» **Exercise aim**
How many lines in the data below contain the string "purchased"? State that number only.

» **Records shown**
-*-*-
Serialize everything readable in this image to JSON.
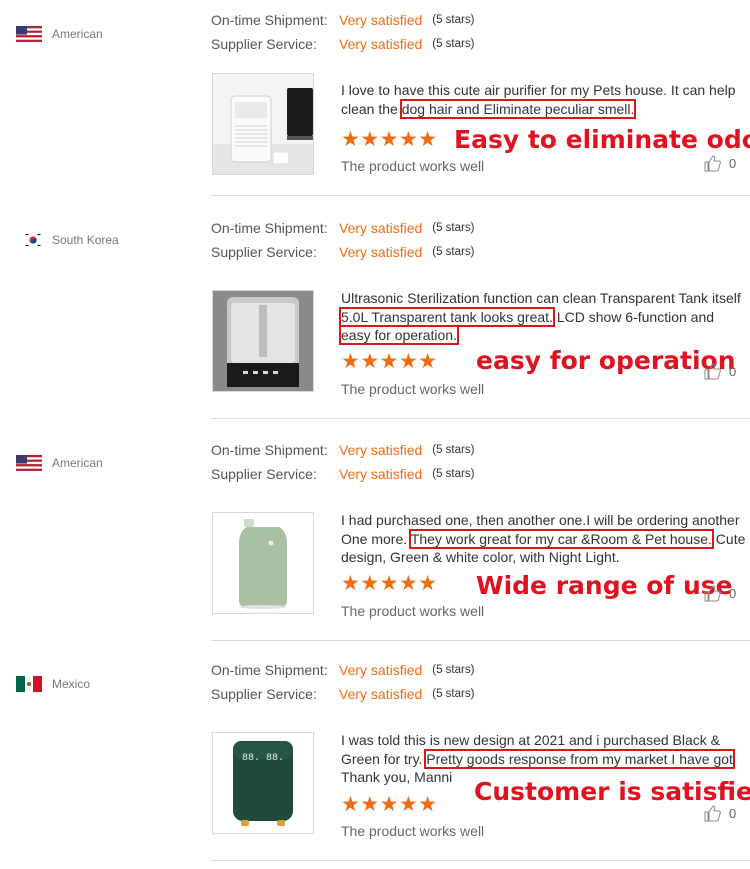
{
  "rating_labels": {
    "shipment": "On-time Shipment:",
    "supplier": "Supplier Service:"
  },
  "reviews": [
    {
      "country": "American",
      "flag": "us-flag",
      "shipment_value": "Very satisfied",
      "shipment_stars": "(5 stars)",
      "supplier_value": "Very satisfied",
      "supplier_stars": "(5 stars)",
      "text_before": "I love to have this cute air purifier for my Pets house. It can help clean the ",
      "text_highlight": "dog hair and Eliminate peculiar smell.",
      "text_after": "",
      "stars": "★★★★★",
      "rating": 5,
      "annotation": "Easy to eliminate odors",
      "works": "The product works well",
      "likes": "0"
    },
    {
      "country": "South Korea",
      "flag": "kr-flag",
      "shipment_value": "Very satisfied",
      "shipment_stars": "(5 stars)",
      "supplier_value": "Very satisfied",
      "supplier_stars": "(5 stars)",
      "text_before": "Ultrasonic Sterilization function can clean Transparent Tank itself ",
      "text_highlight": "5.0L Transparent tank looks great.",
      "text_after": " LCD show 6-function  and ",
      "text_highlight2": "easy for operation.",
      "stars": "★★★★★",
      "rating": 5,
      "annotation": "easy for operation",
      "works": "The product works well",
      "likes": "0"
    },
    {
      "country": "American",
      "flag": "us-flag",
      "shipment_value": "Very satisfied",
      "shipment_stars": "(5 stars)",
      "supplier_value": "Very satisfied",
      "supplier_stars": "(5 stars)",
      "text_before": "I had purchased one, then another one.I will be ordering another One more. ",
      "text_highlight": "They work great for my car &Room & Pet house.",
      "text_after": " Cute design, Green & white color, with Night Light.",
      "stars": "★★★★★",
      "rating": 5,
      "annotation": "Wide range of use",
      "works": "The product works well",
      "likes": "0"
    },
    {
      "country": "Mexico",
      "flag": "mx-flag",
      "shipment_value": "Very satisfied",
      "shipment_stars": "(5 stars)",
      "supplier_value": "Very satisfied",
      "supplier_stars": "(5 stars)",
      "text_before": "I was told this is new design at 2021 and i purchased Black & Green for try. ",
      "text_highlight": "Pretty goods response from my market I have got",
      "text_after": " Thank you, Manni",
      "stars": "★★★★★",
      "rating": 5,
      "annotation": "Customer is satisfied",
      "works": "The product works well",
      "likes": "0"
    }
  ],
  "product_display": {
    "humidifier_readout": "88. 88."
  },
  "colors": {
    "accent_orange": "#f26b11",
    "annotation_red": "#e0121f",
    "highlight_box": "#d11a1a"
  }
}
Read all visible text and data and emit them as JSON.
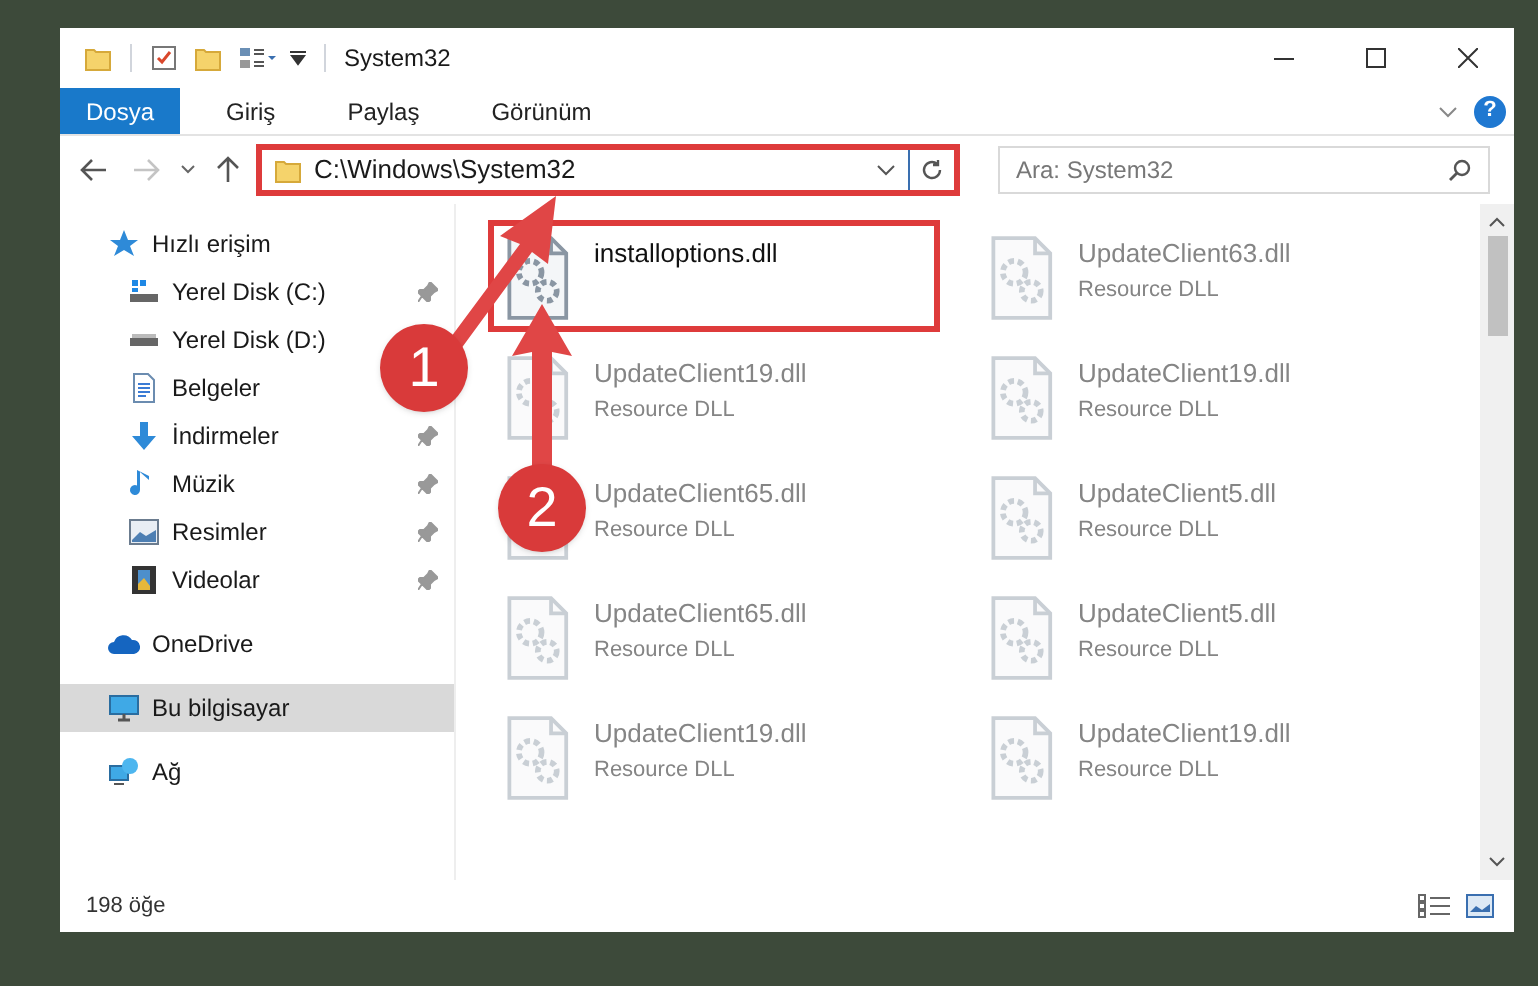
{
  "window": {
    "title": "System32",
    "help": "?"
  },
  "ribbon_tabs": [
    {
      "label": "Dosya",
      "selected": true
    },
    {
      "label": "Giriş",
      "selected": false
    },
    {
      "label": "Paylaş",
      "selected": false
    },
    {
      "label": "Görünüm",
      "selected": false
    }
  ],
  "address_bar": {
    "path": "C:\\Windows\\System32",
    "highlighted": true
  },
  "search": {
    "placeholder": "Ara: System32"
  },
  "sidebar": {
    "items": [
      {
        "label": "Hızlı erişim",
        "kind": "star",
        "selected": false,
        "children": [
          {
            "label": "Yerel Disk (C:)",
            "kind": "drive-c",
            "pinned": true
          },
          {
            "label": "Yerel Disk (D:)",
            "kind": "drive",
            "pinned": false
          },
          {
            "label": "Belgeler",
            "kind": "docs",
            "pinned": false
          },
          {
            "label": "İndirmeler",
            "kind": "download",
            "pinned": true
          },
          {
            "label": "Müzik",
            "kind": "music",
            "pinned": true
          },
          {
            "label": "Resimler",
            "kind": "pictures",
            "pinned": true
          },
          {
            "label": "Videolar",
            "kind": "video",
            "pinned": true
          }
        ]
      },
      {
        "label": "OneDrive",
        "kind": "cloud",
        "selected": false
      },
      {
        "label": "Bu bilgisayar",
        "kind": "computer",
        "selected": true
      },
      {
        "label": "Ağ",
        "kind": "network",
        "selected": false
      }
    ]
  },
  "files": [
    {
      "name": "installoptions.dll",
      "highlighted": true,
      "faded": false
    },
    {
      "name": "UpdateClient63.dll",
      "type": "Resource DLL",
      "highlighted": false,
      "faded": true
    },
    {
      "name": "UpdateClient19.dll",
      "type": "Resource DLL",
      "highlighted": false,
      "faded": true
    },
    {
      "name": "UpdateClient19.dll",
      "type": "Resource DLL",
      "highlighted": false,
      "faded": true
    },
    {
      "name": "UpdateClient65.dll",
      "type": "Resource DLL",
      "highlighted": false,
      "faded": true
    },
    {
      "name": "UpdateClient5.dll",
      "type": "Resource DLL",
      "highlighted": false,
      "faded": true
    },
    {
      "name": "UpdateClient65.dll",
      "type": "Resource DLL",
      "highlighted": false,
      "faded": true
    },
    {
      "name": "UpdateClient5.dll",
      "type": "Resource DLL",
      "highlighted": false,
      "faded": true
    },
    {
      "name": "UpdateClient19.dll",
      "type": "Resource DLL",
      "highlighted": false,
      "faded": true
    },
    {
      "name": "UpdateClient19.dll",
      "type": "Resource DLL",
      "highlighted": false,
      "faded": true
    }
  ],
  "status_bar": {
    "count": "198 öğe"
  },
  "annotations": [
    {
      "number": "1"
    },
    {
      "number": "2"
    }
  ]
}
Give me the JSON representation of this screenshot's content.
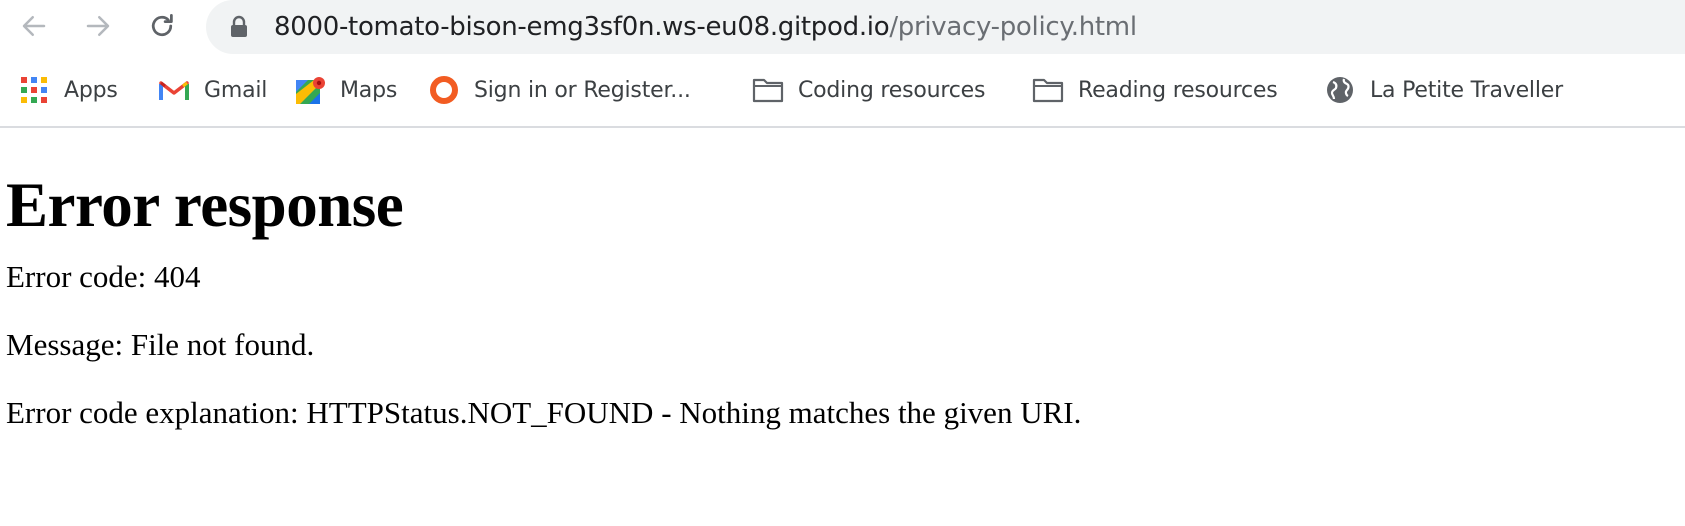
{
  "browser": {
    "url_host": "8000-tomato-bison-emg3sf0n.ws-eu08.gitpod.io",
    "url_path": "/privacy-policy.html",
    "nav_icons": {
      "back": "arrow-left-icon",
      "forward": "arrow-right-icon",
      "reload": "reload-icon",
      "secure": "lock-icon"
    }
  },
  "bookmarks": [
    {
      "label": "Apps",
      "icon": "apps-grid-icon"
    },
    {
      "label": "Gmail",
      "icon": "gmail-icon"
    },
    {
      "label": "Maps",
      "icon": "maps-icon"
    },
    {
      "label": "Sign in or Register...",
      "icon": "ring-logo-icon"
    },
    {
      "label": "Coding resources",
      "icon": "folder-icon"
    },
    {
      "label": "Reading resources",
      "icon": "folder-icon"
    },
    {
      "label": "La Petite Traveller",
      "icon": "globe-icon"
    }
  ],
  "page": {
    "heading": "Error response",
    "lines": [
      "Error code: 404",
      "Message: File not found.",
      "Error code explanation: HTTPStatus.NOT_FOUND - Nothing matches the given URI."
    ]
  },
  "colors": {
    "omnibox_bg": "#f1f3f4",
    "url_host": "#202124",
    "url_path": "#6a6e73",
    "bookmark_text": "#3c4043",
    "divider": "#dadce0",
    "icon_disabled": "#9aa0a6",
    "icon_active": "#5f6368"
  }
}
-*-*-
» **Exercise answer**
2